Kishi, S., Armstrong, A. C., Gidding, S. S., Colangelo, L. A., Venkatesh, B. A., Jacobs, D. R., Carr, J. J., Terry, J. G., Liu, K., Goff, D. C., & Lima, J. A. (2014). Association of obesity in early adulthood and middle age with incipient left ventricular dysfunction and structural remodeling: the CARDIA study (Coronary Artery Risk Development in Young Adults). JACC. Heart Failure, 2(5), 500-8. https://doi.org/10.1016/j.jchf.2014.03.001
Kishi S, et al. Association of Obesity in Early Adulthood and Middle Age With Incipient Left Ventricular Dysfunction and Structural Remodeling: the CARDIA Study (Coronary Artery Risk Development in Young Adults). JACC Heart Fail. 2014;2(5):500-8. PubMed PMID: 25194290.
* Article titles in AMA citation format should be in sentence-case
TY - JOUR T1 - Association of obesity in early adulthood and middle age with incipient left ventricular dysfunction and structural remodeling: the CARDIA study (Coronary Artery Risk Development in Young Adults). AU - Kishi,Satoru, AU - Armstrong,Anderson C, AU - Gidding,Samuel S, AU - Colangelo,Laura A, AU - Venkatesh,Bharath A, AU - Jacobs,David R,Jr AU - Carr,J Jeffery, AU - Terry,James G, AU - Liu,Kiang, AU - Goff,David C,Jr AU - Lima,João A C, Y1 - 2014/09/03/ PY - 2013/12/13/received PY - 2014/03/05/revised PY - 2014/03/17/accepted PY - 2014/9/8/entrez PY - 2014/9/10/pubmed PY - 2015/11/3/medline KW - echocardiography KW - left ventricular function KW - left ventricular remodeling KW - obesity KW - risk factors KW - speckle tracking echocardiography KW - tissue Doppler imaging SP - 500 EP - 8 JF - JACC. Heart failure JO - JACC Heart Fail VL - 2 IS - 5 N2 - OBJECTIVES: The goal of this study was to investigate the relationship of body mass index (BMI) and its 25-year change to left ventricular (LV) structure and function.
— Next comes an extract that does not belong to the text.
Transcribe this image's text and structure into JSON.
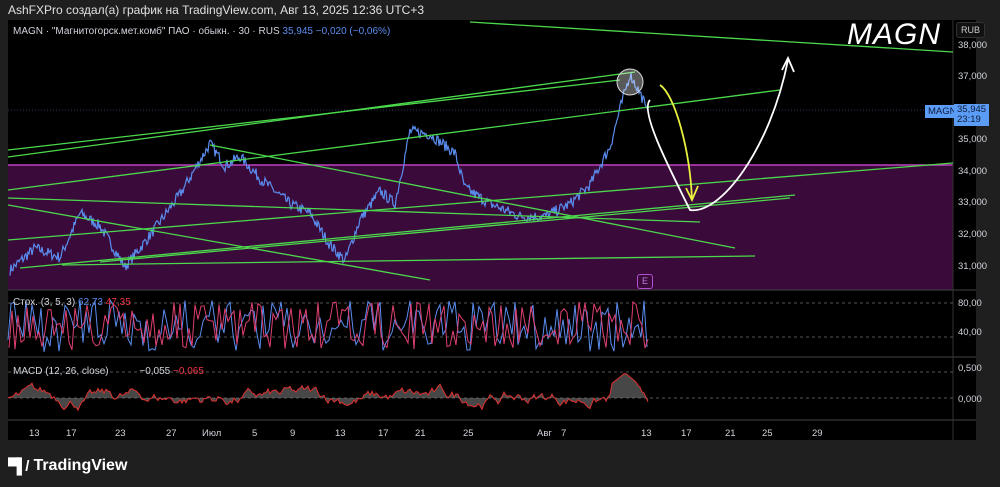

BACKGROUND: Longstanding obesity may be associated with clinical cardiac dysfunction and heart failure. Whether obesity relates to cardiac dysfunction during young adulthood and middle age has not been investigated. METHODS: The CARDIA (Coronary Artery Risk Development in Young Adult) study enrolled white and black adults ages 18 to 30 years in 1985 to 1986 (Year-0). At Year-25, cardiac function was assessed by conventional echocardiography, tissue Doppler imaging (TDI), and speckle tracking echocardiography (STE). Twenty-five-year change in BMI (classified as low: <27 kg/m(2) and high: ≥27 kg/m(2)) was categorized into 4 groups (Low-Low, High-Low, Low-High, and High-High). Multiple linear regression was used to quantify the association between categorical changes in BMI (Low-Low as reference) with LV structural and functional parameters obtained in middle age, adjusting for baseline and 25-year change in risk factors. RESULTS: The mean BMI was 24.4 kg/m(2) in 3,265 participants included at Year-0. Change in BMI adjusted for risk factors was directly associated with incipient myocardial systolic dysfunction assessed by STE (High-High: β-coefficient = 0.67; Low-High: β-coefficient = 0.35 for longitudinal peak systolic strain) and diastolic dysfunction assessed by TDI (High-High: β-coefficient = -074; Low-High: β-coefficient = -0.45 for e') and STE (High-High: β-coefficient = -0.06 for circumferential early diastolic strain rate). Greater BMI was also significantly associated with increased LV mass/height (High-High: β-coefficient = 26.11; Low-High: β-coefficient = 11.87). CONCLUSIONS: Longstanding obesity from young adulthood to middle age is associated with impaired LV systolic and diastolic function assessed by conventional echocardiography, TDI, and STE in a large biracial cohort of adults age 43 to 55 years. SN - 2213-1787 UR - https://www.unboundmedicine.com/medline/citation/25194290/Association_of_obesity_in_early_adulthood_and_middle_age_with_incipient_left_ventricular_dysfunction_and_structural_remodeling:_the_CARDIA_study__Coronary_Artery_Risk_Development_in_Young_Adults__ L2 - https://linkinghub.elsevier.com/retrieve/pii/S2213-1779(14)00073-0 DB - PRIME DP - Unbound Medicine ER -